Battling inner demons could be a part of a lot of our daily issues. Living in a world where your real desires cannot be explored because of societal norms. Trevor Long worked with his brother in the horror indie film Seeds. Long is also a recurring actor on Netflix’s Ozark.
ATM: How did the film come about?
TL: My brother created the story. We had to hire a writer. He wrote it with me in mind. I ironically loved the script when I got it. I was doubtful I could pull it off, to be honest with you. I was a little afraid to take on this part, to be honest.
TL: It was so different than anything I have done. There has very little dialogue and it is very internal. It was dark, and the subject matter was not easy. I had a lot of questions about it. I have never carried a film to this size. I am in the entire film. I had normal fears. I did not know if I could do this. I wanted to do it, but I had questions. I said get a named actor and I’ll play the brother at one time. I did not know. I was scared to do it. It worked out.
ATM: How is it playing in a film with less dialogue compared to others?
TL: It was a challenge. I had to prepare a bit longer on this on to get into this inner life. A lot of it is inner. I really started to prepare 3-4 months before shooting. I knew it really well, but I just had to go into this imaginary world to feel the demons he was facing.
ATM: What head space or environment does a watcher have to be in for this film?
TL: This is a good question. What head-space did you in have to be in for this film? I am curious.
ATM: I was in a curiosity head-space. I read the synopsis and thought it was deep.
TL: That is interesting. You have to be drawn to this sort of material. There are a lot of people who cannot stand the film and there are people who love it. You have to be curious about this film as you said. I like films that mess with your mind a bit. If people do not generally like this type of stuff, then they might not like it. People should just go and watch it. I do not think it is going to be for everyone.
ATM: Explain the opening scene with the young girl walking on the rocks.
TL: Marcus was with the young woman and he is acting out his desire that is buried. Obviously for his niece. You do not what really happens. Some people think it is Lily. It is not supposed to be her. He is acting out on his desires that are secretive. He is trying to deal with them. We wanted to keep it ambiguous and prerogative.
ATM: How should a person deal with their inner demons?
TL: They should probably go to therapy. I am not a fan of people acting it out in a way that is going to hurt someone. It is interesting. We had a sex therapist who deals with real-life people that have these issues. She said we really captured the reality of people who have desires that are taboo or unhealthy. She has clients that discuss these issues. They are attracted to someone they should not be. They do not act on it a lot of the time. We have all faced a desire that is not really societal correct. We navigate it through a way that is healthy to deal with it.
ATM: What was one of your most interesting scenes to shoot?

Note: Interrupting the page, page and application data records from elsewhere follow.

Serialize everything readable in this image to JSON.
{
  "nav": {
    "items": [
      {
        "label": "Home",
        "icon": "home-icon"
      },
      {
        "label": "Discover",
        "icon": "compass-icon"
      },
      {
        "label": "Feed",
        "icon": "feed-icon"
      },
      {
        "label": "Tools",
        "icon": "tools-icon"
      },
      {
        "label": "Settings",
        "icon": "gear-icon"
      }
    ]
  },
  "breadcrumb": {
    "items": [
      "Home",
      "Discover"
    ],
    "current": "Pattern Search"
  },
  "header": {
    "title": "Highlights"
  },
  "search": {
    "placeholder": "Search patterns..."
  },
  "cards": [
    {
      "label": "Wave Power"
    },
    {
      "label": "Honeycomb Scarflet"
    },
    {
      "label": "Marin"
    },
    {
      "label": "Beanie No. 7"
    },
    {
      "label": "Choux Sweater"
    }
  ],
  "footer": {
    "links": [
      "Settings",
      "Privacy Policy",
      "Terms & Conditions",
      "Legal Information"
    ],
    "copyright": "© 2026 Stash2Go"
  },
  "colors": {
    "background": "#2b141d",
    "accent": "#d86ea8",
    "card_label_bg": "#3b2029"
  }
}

TL: This is a good and interesting question. I loved the innocent scenes with his nephew. He is tucking him into bed. The love scenes in contrast to the darkness. I love the scenes where he shows real love and care as an uncle. This is an interesting contrast to a man who battles this circumstance.
ATM: Why is the title named Seeds? How do seeds relate to the story plot?
TL: This is a good question. We had the title from the beginning. This seed has been planted in Marcus. This is a metaphor about the creature planting a seed in him and giving birth to creatures coming out into him.
ATM: Let’s move on to your role in Netflix’s Ozark. What does your character Cade’s in destructive choices say about fatherhood?
TL: It made me think about fatherhood a lot. I looked a lot at my own fatherhood and how I am as a father. I have a nine-year-old. It helped to deepen it and understand fatherhood. I thought it was a positive thing to explore. Fatherhood is not black and white. I think am a bad father at times. I am not doing what Cade is doing. Every father I talk to do thinks that they are screwing their child up or not doing the right thing. You might see fathers that look great on the outside, but everyone is trying to do the best they can. Cade is very self-centered. He is trying to do the best for his family the best he can. This is the way he is. No one wants to be a racist or a criminal. This is just all he knows.
ATM: Explain the atmosphere and experience on the sound-stage.
TL: The soundstage is a synthetic environment. You might shoot a scene in the trailer that is on the soundstage. You cannot let the sound distract you. It is different, but you have to focus. It is fun. I prefer to be in a real environment, but you have to do it.
ATM: How do you feel about the way the two main characters are living their lives now?
TL: It is very compelling because we can relate to them. They are likable people. He put his family in a bad position by doing what he is doing. Do I think it is right? No. Do I think it is healthy? No. Do I think it is a bad choice? Yes. It is compelling because they made this choice and cannot turn back. They are trying to save their family. Cade is also trying to save his family in a destructive way and far more abusive. They are doing things to put their children in danger. You root for them because they are fair decent people in this circumstance.